WHAT THE TASK ASKS: Report all lines of the records that contain "range".

DATA RECORDS:
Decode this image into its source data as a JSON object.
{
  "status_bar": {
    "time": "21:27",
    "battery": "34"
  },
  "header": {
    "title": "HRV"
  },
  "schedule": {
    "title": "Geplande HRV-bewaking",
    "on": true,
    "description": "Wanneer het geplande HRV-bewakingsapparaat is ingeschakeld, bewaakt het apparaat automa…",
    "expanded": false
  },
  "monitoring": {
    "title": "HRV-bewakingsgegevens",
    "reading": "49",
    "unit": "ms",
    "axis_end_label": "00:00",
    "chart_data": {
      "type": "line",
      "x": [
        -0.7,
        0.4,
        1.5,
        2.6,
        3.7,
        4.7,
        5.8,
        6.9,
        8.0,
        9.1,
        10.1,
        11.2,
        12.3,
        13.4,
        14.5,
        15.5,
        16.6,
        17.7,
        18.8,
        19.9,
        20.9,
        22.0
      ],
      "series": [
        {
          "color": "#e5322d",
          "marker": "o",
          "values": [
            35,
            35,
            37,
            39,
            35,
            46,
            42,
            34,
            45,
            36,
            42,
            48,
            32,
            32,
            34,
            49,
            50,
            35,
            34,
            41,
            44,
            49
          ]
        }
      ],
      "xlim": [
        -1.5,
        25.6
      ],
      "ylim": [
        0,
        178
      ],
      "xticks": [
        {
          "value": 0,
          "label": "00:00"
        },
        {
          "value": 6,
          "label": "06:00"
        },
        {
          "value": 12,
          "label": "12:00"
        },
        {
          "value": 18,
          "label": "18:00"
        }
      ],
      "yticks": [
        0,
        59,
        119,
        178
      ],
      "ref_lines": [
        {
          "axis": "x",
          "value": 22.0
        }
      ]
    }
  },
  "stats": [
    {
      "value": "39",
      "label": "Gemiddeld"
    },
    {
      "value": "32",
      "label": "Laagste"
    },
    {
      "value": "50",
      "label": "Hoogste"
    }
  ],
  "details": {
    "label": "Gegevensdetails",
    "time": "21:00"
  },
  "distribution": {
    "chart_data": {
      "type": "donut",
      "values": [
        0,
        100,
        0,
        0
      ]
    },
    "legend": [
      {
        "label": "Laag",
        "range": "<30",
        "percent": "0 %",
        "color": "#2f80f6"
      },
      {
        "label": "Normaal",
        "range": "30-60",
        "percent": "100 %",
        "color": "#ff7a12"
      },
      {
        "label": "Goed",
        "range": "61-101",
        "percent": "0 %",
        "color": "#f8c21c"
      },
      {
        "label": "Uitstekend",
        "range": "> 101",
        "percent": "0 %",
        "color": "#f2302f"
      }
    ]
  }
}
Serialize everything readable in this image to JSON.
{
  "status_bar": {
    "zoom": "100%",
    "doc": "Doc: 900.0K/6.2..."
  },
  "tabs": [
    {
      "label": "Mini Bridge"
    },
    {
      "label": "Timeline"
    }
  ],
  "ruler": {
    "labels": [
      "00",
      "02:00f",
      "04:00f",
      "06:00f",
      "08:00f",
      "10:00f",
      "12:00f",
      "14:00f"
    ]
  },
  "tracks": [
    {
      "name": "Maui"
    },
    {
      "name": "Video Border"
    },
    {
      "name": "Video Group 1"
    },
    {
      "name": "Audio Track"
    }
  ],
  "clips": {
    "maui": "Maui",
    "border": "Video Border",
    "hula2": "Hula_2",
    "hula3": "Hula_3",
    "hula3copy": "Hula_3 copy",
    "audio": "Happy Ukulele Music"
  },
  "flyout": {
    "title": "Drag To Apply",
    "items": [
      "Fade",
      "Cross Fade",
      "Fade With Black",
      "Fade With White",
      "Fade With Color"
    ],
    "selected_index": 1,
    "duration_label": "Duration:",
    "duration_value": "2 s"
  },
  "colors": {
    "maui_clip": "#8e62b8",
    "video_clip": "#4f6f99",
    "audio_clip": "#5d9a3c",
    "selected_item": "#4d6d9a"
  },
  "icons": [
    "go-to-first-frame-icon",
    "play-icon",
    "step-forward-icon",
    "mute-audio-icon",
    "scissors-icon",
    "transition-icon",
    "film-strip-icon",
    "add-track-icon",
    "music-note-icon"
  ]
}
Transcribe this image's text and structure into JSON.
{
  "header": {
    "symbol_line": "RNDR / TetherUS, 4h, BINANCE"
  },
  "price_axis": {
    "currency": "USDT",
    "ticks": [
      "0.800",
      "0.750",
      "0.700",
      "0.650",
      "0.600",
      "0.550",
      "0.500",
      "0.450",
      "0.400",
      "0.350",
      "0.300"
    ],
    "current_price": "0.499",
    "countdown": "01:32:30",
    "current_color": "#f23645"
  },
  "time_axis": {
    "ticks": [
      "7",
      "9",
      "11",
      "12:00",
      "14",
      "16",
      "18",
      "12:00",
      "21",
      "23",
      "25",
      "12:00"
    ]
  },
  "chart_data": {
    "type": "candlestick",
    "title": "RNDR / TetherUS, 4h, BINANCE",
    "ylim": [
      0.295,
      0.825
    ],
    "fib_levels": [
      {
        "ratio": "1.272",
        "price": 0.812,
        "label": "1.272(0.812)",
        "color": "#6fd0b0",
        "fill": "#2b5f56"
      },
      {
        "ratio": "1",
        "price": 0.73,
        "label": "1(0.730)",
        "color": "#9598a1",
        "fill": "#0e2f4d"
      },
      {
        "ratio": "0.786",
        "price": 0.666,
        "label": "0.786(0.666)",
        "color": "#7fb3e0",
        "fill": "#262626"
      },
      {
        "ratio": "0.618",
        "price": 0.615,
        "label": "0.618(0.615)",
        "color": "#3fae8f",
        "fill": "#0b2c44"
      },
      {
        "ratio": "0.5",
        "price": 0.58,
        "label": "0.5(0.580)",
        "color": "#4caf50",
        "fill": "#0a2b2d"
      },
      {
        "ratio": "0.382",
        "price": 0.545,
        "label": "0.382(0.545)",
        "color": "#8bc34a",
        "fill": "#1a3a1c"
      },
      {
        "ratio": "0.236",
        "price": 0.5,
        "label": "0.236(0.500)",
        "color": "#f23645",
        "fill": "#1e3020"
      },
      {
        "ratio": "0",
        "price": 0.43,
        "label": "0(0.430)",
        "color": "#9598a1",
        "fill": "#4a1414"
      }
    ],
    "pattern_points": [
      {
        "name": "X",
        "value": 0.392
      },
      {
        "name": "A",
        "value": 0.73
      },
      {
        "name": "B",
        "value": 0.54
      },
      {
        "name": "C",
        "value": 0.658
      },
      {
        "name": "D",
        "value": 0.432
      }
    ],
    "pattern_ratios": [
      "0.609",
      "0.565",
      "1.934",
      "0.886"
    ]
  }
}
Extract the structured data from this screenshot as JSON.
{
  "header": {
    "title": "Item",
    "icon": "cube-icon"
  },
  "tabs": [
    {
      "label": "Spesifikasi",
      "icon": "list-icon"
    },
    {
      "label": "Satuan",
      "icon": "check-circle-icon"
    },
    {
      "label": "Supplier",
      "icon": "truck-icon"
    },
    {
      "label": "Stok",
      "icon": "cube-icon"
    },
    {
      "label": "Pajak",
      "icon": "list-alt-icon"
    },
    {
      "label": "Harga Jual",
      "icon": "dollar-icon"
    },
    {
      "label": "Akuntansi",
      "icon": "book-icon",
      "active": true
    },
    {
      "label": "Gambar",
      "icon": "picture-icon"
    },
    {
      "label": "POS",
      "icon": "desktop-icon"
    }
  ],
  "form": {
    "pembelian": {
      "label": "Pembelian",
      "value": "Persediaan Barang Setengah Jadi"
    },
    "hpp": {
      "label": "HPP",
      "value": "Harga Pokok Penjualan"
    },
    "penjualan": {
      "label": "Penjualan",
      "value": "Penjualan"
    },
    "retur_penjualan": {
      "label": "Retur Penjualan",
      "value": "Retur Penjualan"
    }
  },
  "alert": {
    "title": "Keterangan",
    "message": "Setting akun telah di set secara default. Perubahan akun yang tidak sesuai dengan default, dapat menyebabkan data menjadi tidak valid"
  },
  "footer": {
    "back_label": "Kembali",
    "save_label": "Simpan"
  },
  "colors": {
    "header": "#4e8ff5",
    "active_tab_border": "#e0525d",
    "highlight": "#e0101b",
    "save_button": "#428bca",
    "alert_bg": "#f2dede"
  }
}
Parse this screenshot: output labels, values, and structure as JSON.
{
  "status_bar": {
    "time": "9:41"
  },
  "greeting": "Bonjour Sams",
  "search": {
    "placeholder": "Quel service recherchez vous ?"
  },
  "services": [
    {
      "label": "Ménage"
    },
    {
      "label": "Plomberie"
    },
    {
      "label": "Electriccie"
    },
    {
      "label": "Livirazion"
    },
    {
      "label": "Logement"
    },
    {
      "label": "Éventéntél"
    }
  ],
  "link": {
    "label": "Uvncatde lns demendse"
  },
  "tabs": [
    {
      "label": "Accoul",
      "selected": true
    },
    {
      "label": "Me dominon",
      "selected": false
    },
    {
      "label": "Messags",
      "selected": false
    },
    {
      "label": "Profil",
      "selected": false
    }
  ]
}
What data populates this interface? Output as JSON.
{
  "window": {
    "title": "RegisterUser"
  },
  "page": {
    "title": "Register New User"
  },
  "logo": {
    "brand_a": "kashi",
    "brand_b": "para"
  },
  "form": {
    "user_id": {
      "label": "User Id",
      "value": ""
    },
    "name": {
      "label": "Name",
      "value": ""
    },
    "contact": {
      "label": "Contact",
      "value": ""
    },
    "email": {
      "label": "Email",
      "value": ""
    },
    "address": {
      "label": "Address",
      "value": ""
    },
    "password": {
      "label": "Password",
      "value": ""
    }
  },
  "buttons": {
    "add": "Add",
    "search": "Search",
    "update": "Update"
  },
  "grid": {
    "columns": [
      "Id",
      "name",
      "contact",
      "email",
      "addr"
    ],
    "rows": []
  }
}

SOLUTION TO THE PROBLEM:
        "range": "<30",
        "range": "30-60",
        "range": "61-101",
        "range": "> 101",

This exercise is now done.